All the Light We Cannot See
This weekend I finished reading one of the most beautiful stories I have ever read. All the Light We Cannot See by Anthony Doerr won the Pulitzer Prize for fiction in 2015, and one need only read a chapter or two to appreciate why.
It tells the story of two youths in vastly different circumstances whose lives are forced to turn down unimaginable new paths during the years of the second world war. Marie-Laure is a blind French girl who flees with her father from Paris to Saint-Malo on the coast after their country is invaded, carrying with them a powerful and dangerous secret. Werner is a brilliant, self-trained radio technician whose natural curiosity and ambition let him escape the German mines he was fated to live and die in, but at what cost? The two paths wind unknowingly together until they collide in one of the most gripping, heart-wrenching and utterly beautiful pieces of fiction I have ever enjoyed.
It's the kind of story an aspiring writer can only dream of penning. The kind of story that you stay up late for, find moments in your day for, and miss once it comes to its end. It's the kind of writing that makes your heart sing and tears come to your eyes as they whizz back and forth across the pages, devouring the story they tell.
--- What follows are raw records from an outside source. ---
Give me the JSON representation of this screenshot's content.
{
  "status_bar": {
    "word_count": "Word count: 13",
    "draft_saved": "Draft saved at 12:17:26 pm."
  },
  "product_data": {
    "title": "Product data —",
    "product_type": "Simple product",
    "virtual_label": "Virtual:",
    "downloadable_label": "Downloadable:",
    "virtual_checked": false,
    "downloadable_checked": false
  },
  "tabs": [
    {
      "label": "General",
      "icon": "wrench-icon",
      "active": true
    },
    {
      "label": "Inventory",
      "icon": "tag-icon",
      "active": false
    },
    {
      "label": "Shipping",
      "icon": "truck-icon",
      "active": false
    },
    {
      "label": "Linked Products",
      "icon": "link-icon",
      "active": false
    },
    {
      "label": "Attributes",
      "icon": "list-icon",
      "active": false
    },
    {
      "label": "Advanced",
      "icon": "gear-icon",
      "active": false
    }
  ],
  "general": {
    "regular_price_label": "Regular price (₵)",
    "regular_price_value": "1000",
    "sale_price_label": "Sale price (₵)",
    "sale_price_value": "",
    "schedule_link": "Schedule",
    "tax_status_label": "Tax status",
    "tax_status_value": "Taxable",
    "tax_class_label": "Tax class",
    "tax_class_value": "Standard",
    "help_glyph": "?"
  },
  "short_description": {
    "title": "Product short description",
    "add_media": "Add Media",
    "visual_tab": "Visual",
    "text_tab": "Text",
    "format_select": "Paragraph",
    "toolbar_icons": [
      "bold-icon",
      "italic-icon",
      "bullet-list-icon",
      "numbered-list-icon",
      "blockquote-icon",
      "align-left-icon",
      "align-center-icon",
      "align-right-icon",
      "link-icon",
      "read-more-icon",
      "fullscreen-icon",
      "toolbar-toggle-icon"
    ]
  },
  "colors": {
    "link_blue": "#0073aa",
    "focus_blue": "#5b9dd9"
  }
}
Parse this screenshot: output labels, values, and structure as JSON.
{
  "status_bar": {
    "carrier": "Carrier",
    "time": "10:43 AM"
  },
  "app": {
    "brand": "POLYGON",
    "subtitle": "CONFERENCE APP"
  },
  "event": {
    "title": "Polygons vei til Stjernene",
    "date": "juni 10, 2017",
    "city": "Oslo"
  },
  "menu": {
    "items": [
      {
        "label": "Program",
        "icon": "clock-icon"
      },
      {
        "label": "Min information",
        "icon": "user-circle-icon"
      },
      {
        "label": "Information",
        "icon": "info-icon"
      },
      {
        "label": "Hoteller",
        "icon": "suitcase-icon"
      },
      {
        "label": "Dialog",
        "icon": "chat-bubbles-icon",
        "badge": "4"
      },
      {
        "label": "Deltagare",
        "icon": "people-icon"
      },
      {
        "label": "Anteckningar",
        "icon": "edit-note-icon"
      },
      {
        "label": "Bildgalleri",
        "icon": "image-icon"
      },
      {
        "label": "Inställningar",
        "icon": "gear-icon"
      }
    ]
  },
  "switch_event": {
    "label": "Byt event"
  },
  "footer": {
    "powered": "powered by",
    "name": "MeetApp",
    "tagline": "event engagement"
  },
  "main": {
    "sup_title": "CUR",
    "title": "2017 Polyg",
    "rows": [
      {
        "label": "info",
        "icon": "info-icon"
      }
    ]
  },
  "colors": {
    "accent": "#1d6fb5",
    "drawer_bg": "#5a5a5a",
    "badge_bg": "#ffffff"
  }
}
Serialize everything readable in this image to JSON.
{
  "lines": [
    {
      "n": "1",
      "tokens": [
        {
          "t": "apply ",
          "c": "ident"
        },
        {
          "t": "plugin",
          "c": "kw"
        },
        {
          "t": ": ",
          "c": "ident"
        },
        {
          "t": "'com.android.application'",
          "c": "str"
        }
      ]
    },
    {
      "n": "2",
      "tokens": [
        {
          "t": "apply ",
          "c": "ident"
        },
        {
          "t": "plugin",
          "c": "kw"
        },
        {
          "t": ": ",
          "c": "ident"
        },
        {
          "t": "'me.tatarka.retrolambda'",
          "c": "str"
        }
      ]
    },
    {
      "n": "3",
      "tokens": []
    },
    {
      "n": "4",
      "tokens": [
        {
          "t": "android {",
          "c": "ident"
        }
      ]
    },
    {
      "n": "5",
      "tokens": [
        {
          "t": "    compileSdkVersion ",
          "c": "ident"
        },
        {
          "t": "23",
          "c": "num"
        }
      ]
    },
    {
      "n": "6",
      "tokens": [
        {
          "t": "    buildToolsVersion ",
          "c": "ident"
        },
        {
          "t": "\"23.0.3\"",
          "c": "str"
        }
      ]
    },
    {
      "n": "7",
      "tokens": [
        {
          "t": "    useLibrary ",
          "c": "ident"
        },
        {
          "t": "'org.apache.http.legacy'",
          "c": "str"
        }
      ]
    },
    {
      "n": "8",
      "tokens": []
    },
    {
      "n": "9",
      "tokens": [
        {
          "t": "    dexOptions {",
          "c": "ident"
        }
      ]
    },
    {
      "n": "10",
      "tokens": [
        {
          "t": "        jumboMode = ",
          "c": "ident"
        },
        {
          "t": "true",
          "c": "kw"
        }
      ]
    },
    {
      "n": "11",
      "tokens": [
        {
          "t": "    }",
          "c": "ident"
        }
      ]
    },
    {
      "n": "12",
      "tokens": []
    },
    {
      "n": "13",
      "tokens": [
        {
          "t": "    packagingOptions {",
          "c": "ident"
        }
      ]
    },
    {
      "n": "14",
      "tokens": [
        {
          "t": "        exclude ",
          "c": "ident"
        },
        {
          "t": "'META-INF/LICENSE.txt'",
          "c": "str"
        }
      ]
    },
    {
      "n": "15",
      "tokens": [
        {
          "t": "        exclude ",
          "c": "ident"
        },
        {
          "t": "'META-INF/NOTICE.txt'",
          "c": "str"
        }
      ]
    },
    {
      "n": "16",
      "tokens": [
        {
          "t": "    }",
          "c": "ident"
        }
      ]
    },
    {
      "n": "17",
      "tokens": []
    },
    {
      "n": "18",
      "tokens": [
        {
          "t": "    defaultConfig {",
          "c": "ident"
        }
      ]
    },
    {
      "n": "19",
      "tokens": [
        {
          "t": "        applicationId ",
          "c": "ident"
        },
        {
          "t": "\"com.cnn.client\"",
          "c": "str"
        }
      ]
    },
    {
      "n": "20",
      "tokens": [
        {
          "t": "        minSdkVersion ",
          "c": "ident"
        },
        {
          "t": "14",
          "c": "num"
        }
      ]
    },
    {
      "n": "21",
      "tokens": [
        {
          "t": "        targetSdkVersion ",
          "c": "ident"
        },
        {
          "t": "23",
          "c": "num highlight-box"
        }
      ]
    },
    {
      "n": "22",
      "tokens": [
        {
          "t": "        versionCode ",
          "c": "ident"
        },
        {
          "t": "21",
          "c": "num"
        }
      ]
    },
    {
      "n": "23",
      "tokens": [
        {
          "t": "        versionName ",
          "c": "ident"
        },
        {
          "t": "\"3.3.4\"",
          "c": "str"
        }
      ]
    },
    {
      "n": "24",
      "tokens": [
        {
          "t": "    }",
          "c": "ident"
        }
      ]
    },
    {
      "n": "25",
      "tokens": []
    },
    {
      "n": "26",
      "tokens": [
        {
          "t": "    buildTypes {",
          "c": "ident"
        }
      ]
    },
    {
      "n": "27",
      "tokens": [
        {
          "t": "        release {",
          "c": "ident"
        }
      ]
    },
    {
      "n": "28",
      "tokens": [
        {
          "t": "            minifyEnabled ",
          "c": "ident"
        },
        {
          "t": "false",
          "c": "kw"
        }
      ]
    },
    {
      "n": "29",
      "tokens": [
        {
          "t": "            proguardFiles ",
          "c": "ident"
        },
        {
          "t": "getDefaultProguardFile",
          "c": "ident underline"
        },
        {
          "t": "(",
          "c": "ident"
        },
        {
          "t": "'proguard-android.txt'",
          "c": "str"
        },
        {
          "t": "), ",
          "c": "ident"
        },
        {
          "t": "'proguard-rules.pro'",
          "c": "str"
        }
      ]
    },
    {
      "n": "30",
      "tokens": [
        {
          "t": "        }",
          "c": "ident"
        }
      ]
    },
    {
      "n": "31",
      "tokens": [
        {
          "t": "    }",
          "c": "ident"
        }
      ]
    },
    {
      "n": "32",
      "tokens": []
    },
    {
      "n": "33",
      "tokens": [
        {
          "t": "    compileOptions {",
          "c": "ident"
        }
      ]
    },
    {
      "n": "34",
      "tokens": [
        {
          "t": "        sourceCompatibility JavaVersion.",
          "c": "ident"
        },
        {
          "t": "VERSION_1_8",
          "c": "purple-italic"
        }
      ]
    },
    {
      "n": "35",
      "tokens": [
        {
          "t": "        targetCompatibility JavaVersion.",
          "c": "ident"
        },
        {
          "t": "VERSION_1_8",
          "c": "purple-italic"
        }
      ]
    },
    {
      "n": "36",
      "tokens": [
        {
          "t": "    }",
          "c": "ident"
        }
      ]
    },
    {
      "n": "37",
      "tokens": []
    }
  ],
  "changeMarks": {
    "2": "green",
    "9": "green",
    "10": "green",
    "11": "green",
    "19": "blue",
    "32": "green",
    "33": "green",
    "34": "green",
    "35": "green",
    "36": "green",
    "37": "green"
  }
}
It's storytelling that blows a door open than many only ever to lightly knock on. But how better to tell you than to show you? Below are just some of the countless beautiful lines readers are blessed with as they consume this story. If this doesn't convince you to add this one to your 'must-read' list, bumping it right to the top, then I can only say I am sorry that this is one joy you will miss out on. (Read it. Just read it.)
"The brain is locked in total darkness, of course, children. It floats in a clear liquid inside the skull, never in the light. And yet the world it constructs in the mind is full of light. It brims with colour and movement. So how, children, does the brain, which lives without even a spark of light, build for us a world full of light?"
"His voice is low and soft, a piece of silk you might keep in your draw and pull out only on special occasions, just to feel it between your fingers."
"Don't you want to be alive before you die?"
"She thinks: they just say words, and what are words but sounds these men shape out of breath, weightless vapours they send into the air of the kitchen to dissipate and die?"
"To men like that, time was a surfeit, a barrel they watched slowly drain. When really, he thinks, it's a glowing puddle you carry in your hands; you should spend all your energy protecting it. Fighting for it. Working so hard not to spill one single drop."
"She loves to ask them about their lives, to wonder what adventures they've had, what lusts, what secret follies they carry in their hearts."